We should design our software around these narrative impulses. In ten, twenty, thirty years time, for good or ill, we will want to look back at the stories we told – for they are part of our greater story. So as well as encouraging parallel narrative, we need to consider how best to support the long ongoing narrative that we weave.

So: let’s look at how, over history, serial narrative has been told, distributed, and retrospectively altered, and see what it tells us about the tools we build to tell our stories.

Feedback loops

08 March 2006

(this may change at some point in the future; I’m still revising this stuff but thought I may as well put it out there).

Etech06 is going really, really well for me (so far): lots of things emerging in my head, at the least. One thing that’s coming out of quite a bit is a discussion of feedback loops.

Feedback loops are really, really important. Amy Jo Kim touched on feedback as an essential part of ludic design – without feedback, play isn’t satisfying (and play is what all early adopters are doing all the time). Feeedback is what generates challenge/reward structures in games. Feedback loops are how communities emerge – I do something, you do something back; it’s the implicit social structures Amy Jo mentioned. Derek Powazek is currently talking about the “new community” – and mentions MeasureMap.

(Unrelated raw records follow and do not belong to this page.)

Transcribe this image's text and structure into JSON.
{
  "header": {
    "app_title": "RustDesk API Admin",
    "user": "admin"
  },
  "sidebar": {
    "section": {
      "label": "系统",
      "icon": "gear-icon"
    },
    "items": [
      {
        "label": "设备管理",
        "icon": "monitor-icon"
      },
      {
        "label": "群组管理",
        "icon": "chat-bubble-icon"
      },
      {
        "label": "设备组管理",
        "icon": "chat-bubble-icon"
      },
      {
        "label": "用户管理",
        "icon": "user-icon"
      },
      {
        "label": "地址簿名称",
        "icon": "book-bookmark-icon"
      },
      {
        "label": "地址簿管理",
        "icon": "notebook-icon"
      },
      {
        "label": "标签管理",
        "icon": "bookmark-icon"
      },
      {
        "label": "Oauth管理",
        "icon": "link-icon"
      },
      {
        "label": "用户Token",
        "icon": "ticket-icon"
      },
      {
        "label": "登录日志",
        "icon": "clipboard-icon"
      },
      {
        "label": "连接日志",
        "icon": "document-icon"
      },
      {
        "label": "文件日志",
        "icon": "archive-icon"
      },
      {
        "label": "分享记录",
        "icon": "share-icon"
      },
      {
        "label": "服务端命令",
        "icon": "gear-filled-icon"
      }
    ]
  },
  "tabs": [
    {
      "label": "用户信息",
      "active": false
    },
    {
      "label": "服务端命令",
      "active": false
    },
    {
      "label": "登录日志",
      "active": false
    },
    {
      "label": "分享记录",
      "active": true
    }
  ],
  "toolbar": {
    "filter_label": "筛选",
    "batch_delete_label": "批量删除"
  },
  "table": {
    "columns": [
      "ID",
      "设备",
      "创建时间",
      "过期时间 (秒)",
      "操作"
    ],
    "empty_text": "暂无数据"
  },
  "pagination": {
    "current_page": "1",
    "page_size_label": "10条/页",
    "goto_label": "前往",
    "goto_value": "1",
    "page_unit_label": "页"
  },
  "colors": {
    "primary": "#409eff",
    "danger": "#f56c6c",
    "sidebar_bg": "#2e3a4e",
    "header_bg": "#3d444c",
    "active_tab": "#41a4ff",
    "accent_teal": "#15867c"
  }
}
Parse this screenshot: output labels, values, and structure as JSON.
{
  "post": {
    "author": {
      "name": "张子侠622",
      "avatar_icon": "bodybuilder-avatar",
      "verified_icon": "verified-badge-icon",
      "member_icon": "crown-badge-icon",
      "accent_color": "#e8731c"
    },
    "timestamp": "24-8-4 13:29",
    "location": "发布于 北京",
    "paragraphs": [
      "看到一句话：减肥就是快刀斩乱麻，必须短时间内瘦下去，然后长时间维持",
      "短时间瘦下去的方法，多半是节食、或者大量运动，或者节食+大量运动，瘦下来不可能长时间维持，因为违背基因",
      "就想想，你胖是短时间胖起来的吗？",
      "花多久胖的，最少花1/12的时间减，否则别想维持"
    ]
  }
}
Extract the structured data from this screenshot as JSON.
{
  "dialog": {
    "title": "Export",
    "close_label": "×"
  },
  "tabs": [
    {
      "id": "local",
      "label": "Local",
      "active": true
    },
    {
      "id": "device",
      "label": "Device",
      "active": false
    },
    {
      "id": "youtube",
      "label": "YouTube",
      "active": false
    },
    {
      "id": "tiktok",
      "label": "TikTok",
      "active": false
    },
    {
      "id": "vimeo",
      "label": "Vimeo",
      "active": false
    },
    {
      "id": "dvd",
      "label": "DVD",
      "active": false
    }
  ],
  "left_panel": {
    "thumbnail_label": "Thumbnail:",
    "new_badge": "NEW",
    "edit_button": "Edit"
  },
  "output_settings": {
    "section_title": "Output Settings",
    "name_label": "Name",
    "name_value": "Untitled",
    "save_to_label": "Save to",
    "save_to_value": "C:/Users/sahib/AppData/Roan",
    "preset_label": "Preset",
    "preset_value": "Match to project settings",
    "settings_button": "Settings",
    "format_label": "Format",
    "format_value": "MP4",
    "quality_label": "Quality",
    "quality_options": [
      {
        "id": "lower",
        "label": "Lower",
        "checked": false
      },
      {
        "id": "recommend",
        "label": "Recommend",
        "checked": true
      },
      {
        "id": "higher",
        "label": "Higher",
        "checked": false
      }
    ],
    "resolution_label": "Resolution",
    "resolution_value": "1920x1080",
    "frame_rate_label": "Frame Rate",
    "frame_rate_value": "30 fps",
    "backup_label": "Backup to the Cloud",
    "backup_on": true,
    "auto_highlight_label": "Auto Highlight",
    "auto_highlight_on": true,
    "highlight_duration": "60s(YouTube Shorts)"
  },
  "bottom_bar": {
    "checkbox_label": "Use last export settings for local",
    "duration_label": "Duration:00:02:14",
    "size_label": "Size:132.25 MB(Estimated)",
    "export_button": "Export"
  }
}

And, of course, MeasureMap is all about feedback – I can see when I made posts, and when comments came; I can track popularity. I’m no longer sending blindly into the ether; I’m sending and tracking response.

And once you track response, you can write so much better; you can design so much better; you can act on the feedback and you get a loop. And that loop’s really important – it’s what keep things going. If there’s not a feedback loop, things tail off, fall away.

That’s why Google bought MeasureMap: they had Blogger already. People can post to the web; they can broadcast into the ether. Once you give them MeasureMap, they become successful, effective publishers. When people say “what’s the point of blogging?”, they say it as an outsider – they just think it’s publishing. They don’t know about the stat-tracking, the refining. Once you have a feedback loop – once you can see the influence (or lack of it) that you have… that’s when it all clicks. That’s when you get placed into a significance grid – your posts get located in space, time, relevance, authority, etcetera.

Play is about feedback; games are about feedback; publishing is about feedback. A lot of the stuff this morning about attention: it’s all about invisible, natural feedback – tracking eyes-on-screens. We can track hits; now we need to track attention. And when we can measure it, we can value it, and we can price it.

That’s the attention economy. Placing everything into this feedback loop of value.

If you’re a business guy, you see how you can price, monetize, and securitize that feedback. If you’re a player or a hacker, you see what loops you can join together in a mash-up, or where you can generate new feedback, what new variables you can track. And that’s the “connective tissue” that Derek’s talking about.

Party Conference Blogging

13 September 2005

Over at the New Statesman we’ve just launched our Party Conference Blog, which will run for the duration of the political conference season. The TUC conference is currently in progress, and the Conservatives annual conference ends in the beginning of October, so it’s worth keeping an eye on for a few weeks. It should be good – we’ve got a nice selection of writers lined up.

If the design looks familiar, well, it should; it’s my own adaptation of the WordPress theme (which is entitled IKB) that currently – and temporarily – skins infovore . I’m hopefully going to release the theme publically – it’ll be my first “generic” theme, so I’m trying to cover all bases with it. It works pretty well for the NS, I feel.